AIM OF THE EXERCISE: Return the number of lines below with "Diagnose" in them, and nothing else.

*** Block opens ***

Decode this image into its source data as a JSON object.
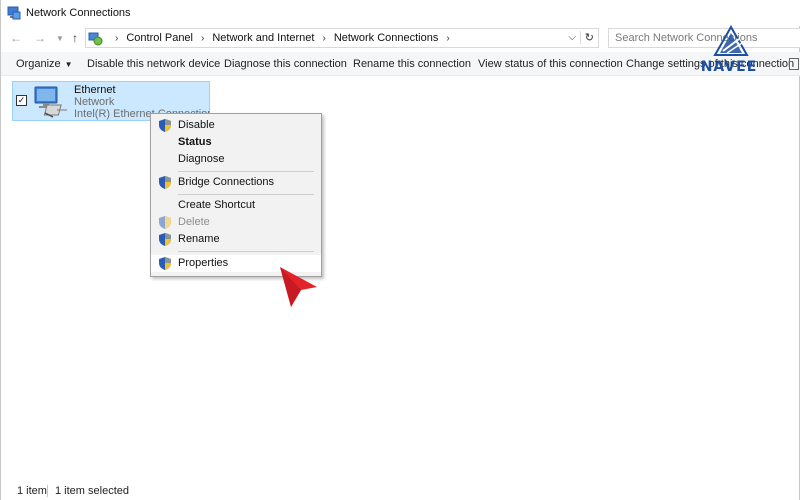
{
  "window": {
    "title": "Network Connections",
    "app_icon": "network-connections-icon"
  },
  "address": {
    "back_icon": "back-arrow-icon",
    "forward_icon": "forward-arrow-icon",
    "recent_icon": "chevron-down-icon",
    "up_icon": "up-arrow-icon",
    "breadcrumbs": [
      "Control Panel",
      "Network and Internet",
      "Network Connections"
    ],
    "search_placeholder": "Search Network Connections"
  },
  "toolbar": {
    "organize": "Organize",
    "commands": [
      "Disable this network device",
      "Diagnose this connection",
      "Rename this connection",
      "View status of this connection",
      "Change settings of this connection"
    ]
  },
  "connection": {
    "name": "Ethernet",
    "status": "Network",
    "device": "Intel(R) Ethernet Connection I",
    "selected": true
  },
  "context_menu": {
    "items": [
      {
        "label": "Disable",
        "shield": true,
        "bold": false,
        "disabled": false
      },
      {
        "label": "Status",
        "shield": false,
        "bold": true,
        "disabled": false
      },
      {
        "label": "Diagnose",
        "shield": false,
        "bold": false,
        "disabled": false
      },
      {
        "label": "Bridge Connections",
        "shield": true,
        "bold": false,
        "disabled": false
      },
      {
        "label": "Create Shortcut",
        "shield": false,
        "bold": false,
        "disabled": false
      },
      {
        "label": "Delete",
        "shield": true,
        "bold": false,
        "disabled": true
      },
      {
        "label": "Rename",
        "shield": true,
        "bold": false,
        "disabled": false
      },
      {
        "label": "Properties",
        "shield": true,
        "bold": false,
        "disabled": false
      }
    ],
    "hovered": "Properties"
  },
  "logo": {
    "text": "NAVEE",
    "color": "#1c4fa0"
  },
  "status_bar": {
    "count": "1 item",
    "selected": "1 item selected"
  },
  "colors": {
    "selection_bg": "#cce8ff",
    "selection_border": "#99d1ff",
    "cursor": "#e3222a"
  }
}
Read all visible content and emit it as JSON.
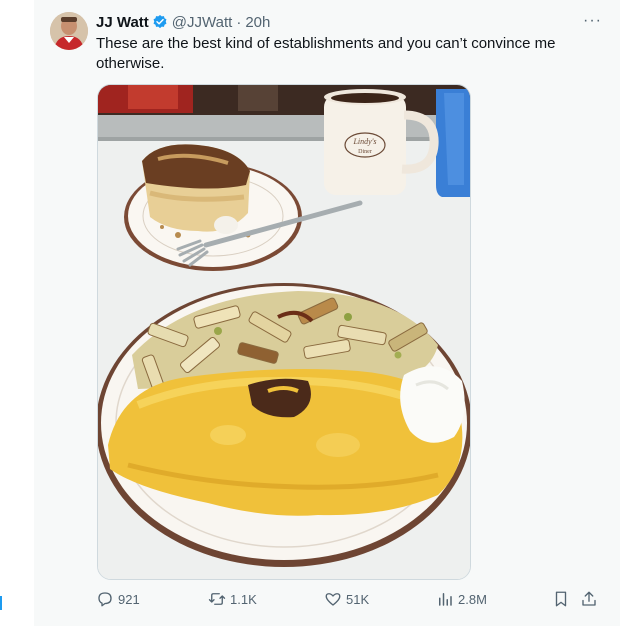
{
  "tweet": {
    "author_name": "JJ Watt",
    "handle": "@JJWatt",
    "separator": "·",
    "time": "20h",
    "text": "These are the best kind of establishments and you can’t convince me otherwise.",
    "more_label": "···",
    "mug_text": [
      "Lindy's",
      "Diner"
    ]
  },
  "actions": {
    "replies": "921",
    "retweets": "1.1K",
    "likes": "51K",
    "views": "2.8M"
  },
  "icons": {
    "verified": "verified-badge-icon",
    "reply": "reply-icon",
    "retweet": "retweet-icon",
    "like": "heart-icon",
    "views": "views-chart-icon",
    "bookmark": "bookmark-icon",
    "share": "share-icon"
  },
  "colors": {
    "accent": "#1d9bf0",
    "muted": "#536471",
    "text": "#0f1419"
  }
}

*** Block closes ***

ANSWER TO THIS EXERCISE: 2